Inside the vehicle, problems like a bad blower motor, heater switch, blend door, or blower motor resistor can cause the heater to not work. If you can identify the specific component that failed, you can replace it and you’ll have heat again. Otherwise, you’ll have to pay someone to do the diagnostic work for you.
 
Most car heater problems aren’t really a big deal if you just leave them be until you have the money to fix the failed component, but a leaking heater core is a big exception to that. If your heater doesn’t work because the heater core is leaking, you could end up dealing with a bunch of sticky, smelly antifreeze on the floor of your car, and the engine could even overheat if the coolant level gets too low. The quick fix for this problem, if you can’t afford the repair bill, is to bypass the heater core. You can do this yourself by cutting the heater hoses where they attach to the heater core and then splicing them together, so long as you make sure to tighten the splice with good worm gear clamps and route the spliced hoses so they don’t rest on a hot surface like an exhaust manifold or fall into the engine belts and pulleys.
 
If you don’t feel comfortable bypassing your own heater core, a sympathetic mechanic should be able to do the job relatively inexpensively, unless the heater core is exceptionally difficult to access. Once the heater core is bypassed, you can either tough out the cold or explore some car heater alternatives that might be enough to get you through the winter.
 
Some problems that keep a car heater from working right are relatively cheap, quick fixes, while others are exceedingly costly. For instance, some heater cores are buried so deep that you have to remove the entire dashboard to get to them.
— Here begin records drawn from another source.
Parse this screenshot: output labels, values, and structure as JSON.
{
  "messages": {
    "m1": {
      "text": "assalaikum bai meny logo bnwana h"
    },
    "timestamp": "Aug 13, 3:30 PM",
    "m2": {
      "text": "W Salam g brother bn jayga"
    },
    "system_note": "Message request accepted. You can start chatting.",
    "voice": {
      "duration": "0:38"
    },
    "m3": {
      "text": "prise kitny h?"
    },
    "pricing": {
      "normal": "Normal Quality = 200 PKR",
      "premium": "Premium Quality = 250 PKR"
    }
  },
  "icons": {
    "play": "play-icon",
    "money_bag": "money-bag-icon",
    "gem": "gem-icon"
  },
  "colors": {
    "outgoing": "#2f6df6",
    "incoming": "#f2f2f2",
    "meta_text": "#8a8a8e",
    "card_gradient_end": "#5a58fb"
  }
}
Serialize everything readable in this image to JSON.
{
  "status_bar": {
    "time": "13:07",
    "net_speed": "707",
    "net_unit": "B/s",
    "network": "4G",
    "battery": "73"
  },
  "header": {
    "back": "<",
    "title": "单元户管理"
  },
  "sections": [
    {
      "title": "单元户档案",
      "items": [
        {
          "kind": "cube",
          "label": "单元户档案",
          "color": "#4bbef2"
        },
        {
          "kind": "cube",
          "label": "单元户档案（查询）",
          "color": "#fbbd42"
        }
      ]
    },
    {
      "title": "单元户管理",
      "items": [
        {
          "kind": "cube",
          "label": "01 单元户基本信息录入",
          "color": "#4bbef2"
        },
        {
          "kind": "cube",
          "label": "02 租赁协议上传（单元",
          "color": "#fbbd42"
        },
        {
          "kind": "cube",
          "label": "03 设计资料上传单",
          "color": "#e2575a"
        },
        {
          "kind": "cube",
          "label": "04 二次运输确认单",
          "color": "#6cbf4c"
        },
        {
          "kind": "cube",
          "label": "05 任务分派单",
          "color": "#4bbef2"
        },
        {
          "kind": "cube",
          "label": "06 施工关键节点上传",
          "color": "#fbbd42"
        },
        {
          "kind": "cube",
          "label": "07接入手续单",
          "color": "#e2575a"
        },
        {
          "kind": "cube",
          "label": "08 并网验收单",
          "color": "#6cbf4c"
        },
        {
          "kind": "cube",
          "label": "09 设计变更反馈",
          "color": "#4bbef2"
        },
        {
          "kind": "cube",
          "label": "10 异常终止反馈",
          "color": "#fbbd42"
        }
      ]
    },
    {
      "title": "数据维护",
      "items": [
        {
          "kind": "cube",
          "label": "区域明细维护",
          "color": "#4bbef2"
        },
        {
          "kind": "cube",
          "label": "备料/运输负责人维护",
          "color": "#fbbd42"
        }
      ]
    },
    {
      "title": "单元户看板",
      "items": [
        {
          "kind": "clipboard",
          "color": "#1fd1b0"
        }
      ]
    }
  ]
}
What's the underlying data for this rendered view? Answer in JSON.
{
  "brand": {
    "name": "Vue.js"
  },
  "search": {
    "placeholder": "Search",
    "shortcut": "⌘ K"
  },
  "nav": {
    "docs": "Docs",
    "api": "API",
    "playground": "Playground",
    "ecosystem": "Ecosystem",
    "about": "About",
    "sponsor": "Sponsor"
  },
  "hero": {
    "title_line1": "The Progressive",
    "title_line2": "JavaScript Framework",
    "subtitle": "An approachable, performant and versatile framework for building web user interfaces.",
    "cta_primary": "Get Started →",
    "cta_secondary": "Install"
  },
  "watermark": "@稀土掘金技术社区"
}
If you’re dealing with that type of situation, and money is tight, then you might want to consider a quick fix and car heater alternative to get you by.
 
If your car has heated seats, you might be able to ride out the cold weather by turning them on, bundling up, and hoping for the best. You can also buy aftermarket car seat warmers that work just fine, if your car didn’t come with this option. Heated seats don’t really do anything to warm you up, at least not in the same way that a functioning car heater would. Between bundling up and making yourself some hot crossed buns, you may just be able to fool your body into forgetting that you still have not fixed your broken car heater.
 
 
 
 
Source: www.lifewire.com